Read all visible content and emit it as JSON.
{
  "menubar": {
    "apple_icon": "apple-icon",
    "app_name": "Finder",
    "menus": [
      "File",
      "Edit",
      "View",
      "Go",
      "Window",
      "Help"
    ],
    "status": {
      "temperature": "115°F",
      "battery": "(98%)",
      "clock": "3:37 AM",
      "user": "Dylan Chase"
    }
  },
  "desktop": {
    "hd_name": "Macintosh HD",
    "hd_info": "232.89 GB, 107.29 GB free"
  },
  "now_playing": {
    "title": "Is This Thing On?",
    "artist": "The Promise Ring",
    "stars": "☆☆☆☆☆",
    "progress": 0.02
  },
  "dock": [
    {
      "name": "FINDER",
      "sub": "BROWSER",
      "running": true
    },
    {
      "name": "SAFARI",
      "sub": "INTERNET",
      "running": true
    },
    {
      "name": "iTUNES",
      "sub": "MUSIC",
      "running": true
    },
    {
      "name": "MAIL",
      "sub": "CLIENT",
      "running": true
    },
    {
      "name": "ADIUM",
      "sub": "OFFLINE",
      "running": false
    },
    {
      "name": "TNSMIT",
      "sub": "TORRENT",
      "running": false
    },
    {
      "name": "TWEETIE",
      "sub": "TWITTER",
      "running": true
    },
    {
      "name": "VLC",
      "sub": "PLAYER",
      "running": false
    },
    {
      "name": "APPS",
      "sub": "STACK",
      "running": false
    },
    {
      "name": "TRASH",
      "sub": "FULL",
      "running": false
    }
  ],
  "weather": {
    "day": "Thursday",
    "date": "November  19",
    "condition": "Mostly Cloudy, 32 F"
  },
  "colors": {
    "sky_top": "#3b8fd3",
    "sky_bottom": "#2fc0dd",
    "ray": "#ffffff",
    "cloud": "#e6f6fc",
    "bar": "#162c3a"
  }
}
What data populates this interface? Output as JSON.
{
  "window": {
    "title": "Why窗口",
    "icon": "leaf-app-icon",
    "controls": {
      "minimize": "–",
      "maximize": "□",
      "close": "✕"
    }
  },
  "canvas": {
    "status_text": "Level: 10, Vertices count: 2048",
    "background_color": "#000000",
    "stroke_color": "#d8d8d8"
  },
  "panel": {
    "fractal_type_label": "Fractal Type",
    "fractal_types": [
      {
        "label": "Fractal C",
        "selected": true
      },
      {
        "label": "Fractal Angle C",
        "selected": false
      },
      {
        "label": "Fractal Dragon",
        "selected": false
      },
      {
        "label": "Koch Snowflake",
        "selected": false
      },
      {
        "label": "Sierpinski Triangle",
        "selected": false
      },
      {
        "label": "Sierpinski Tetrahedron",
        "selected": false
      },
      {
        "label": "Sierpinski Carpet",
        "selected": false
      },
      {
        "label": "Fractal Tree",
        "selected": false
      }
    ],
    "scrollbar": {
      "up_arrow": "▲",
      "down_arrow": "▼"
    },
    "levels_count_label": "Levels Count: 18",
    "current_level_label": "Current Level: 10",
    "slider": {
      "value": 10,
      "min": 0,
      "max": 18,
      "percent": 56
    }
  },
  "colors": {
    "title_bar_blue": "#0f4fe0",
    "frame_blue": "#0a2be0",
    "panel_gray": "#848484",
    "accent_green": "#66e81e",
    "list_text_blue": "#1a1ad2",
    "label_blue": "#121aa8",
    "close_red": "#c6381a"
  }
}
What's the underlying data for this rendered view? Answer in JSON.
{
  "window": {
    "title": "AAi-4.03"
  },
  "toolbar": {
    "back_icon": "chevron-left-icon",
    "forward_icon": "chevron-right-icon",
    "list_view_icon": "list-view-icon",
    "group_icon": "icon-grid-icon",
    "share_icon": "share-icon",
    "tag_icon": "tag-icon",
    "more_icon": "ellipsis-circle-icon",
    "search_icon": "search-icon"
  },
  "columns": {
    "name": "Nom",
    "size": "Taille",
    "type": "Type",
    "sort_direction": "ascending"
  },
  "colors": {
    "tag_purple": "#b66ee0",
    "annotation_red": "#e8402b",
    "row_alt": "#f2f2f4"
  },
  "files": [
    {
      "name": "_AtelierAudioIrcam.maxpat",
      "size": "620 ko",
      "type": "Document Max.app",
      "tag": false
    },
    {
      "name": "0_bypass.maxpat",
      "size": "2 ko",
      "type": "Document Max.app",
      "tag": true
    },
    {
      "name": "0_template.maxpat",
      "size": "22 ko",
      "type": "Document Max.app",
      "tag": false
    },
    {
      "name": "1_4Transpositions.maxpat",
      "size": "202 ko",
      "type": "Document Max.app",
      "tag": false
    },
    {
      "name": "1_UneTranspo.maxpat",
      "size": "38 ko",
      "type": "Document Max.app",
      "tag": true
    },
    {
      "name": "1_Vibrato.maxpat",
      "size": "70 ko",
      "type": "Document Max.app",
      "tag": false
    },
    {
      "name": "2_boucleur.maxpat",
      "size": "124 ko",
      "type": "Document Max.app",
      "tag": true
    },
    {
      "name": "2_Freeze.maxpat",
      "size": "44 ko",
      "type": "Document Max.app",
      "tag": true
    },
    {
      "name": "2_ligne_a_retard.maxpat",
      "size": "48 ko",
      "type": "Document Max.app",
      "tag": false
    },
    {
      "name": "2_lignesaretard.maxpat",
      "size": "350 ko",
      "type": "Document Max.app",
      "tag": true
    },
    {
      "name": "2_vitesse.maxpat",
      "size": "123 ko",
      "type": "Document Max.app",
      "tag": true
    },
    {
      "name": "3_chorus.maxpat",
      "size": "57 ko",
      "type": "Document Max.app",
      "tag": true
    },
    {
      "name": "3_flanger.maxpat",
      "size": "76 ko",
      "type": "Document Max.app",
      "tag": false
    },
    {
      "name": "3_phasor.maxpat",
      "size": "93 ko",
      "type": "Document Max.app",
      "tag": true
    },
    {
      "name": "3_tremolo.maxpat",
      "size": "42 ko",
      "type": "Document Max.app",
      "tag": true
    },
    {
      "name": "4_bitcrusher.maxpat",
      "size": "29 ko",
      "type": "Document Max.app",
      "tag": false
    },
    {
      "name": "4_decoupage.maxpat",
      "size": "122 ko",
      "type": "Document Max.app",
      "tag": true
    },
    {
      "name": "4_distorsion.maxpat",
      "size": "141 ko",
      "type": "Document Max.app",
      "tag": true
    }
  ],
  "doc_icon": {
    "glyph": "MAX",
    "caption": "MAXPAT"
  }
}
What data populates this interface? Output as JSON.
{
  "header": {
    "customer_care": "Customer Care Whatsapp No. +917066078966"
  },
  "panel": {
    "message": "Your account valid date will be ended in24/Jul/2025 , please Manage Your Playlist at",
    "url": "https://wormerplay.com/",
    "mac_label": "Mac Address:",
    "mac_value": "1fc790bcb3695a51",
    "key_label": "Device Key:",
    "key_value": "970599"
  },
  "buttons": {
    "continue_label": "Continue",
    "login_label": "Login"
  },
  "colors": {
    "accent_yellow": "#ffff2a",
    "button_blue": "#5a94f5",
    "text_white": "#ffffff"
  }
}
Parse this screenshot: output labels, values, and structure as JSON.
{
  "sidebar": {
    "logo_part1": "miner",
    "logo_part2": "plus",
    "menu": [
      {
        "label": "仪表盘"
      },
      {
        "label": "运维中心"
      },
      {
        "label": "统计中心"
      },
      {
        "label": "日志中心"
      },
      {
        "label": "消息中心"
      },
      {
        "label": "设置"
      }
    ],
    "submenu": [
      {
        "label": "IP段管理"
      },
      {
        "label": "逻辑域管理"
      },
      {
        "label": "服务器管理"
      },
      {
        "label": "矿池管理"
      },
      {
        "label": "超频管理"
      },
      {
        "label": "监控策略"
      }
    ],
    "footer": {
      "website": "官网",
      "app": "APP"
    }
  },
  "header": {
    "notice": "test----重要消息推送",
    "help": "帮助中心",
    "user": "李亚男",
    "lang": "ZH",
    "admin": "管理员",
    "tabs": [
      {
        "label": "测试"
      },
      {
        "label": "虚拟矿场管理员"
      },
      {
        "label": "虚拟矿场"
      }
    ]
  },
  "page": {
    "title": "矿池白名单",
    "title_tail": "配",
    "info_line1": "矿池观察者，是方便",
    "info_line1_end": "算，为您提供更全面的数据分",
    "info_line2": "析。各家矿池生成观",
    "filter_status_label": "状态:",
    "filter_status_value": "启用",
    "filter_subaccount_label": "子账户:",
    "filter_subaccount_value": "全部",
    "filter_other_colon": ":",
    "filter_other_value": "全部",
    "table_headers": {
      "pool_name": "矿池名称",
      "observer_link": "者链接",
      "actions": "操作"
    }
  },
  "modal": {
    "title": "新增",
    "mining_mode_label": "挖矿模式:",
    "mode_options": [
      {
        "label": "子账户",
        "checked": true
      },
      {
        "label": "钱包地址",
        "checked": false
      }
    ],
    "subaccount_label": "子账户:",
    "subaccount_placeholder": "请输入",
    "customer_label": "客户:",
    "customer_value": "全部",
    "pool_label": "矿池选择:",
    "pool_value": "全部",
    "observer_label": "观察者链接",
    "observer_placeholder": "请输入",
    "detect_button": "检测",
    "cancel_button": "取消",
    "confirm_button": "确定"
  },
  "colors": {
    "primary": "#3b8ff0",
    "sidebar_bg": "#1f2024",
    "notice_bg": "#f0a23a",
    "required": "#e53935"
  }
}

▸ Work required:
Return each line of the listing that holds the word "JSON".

▸ Solution to this exercise:
Read all visible content and emit it as JSON.
What data populates this interface? Output as JSON.
What's the underlying data for this rendered view? Answer in JSON.
What data populates this interface? Output as JSON.
Parse this screenshot: output labels, values, and structure as JSON.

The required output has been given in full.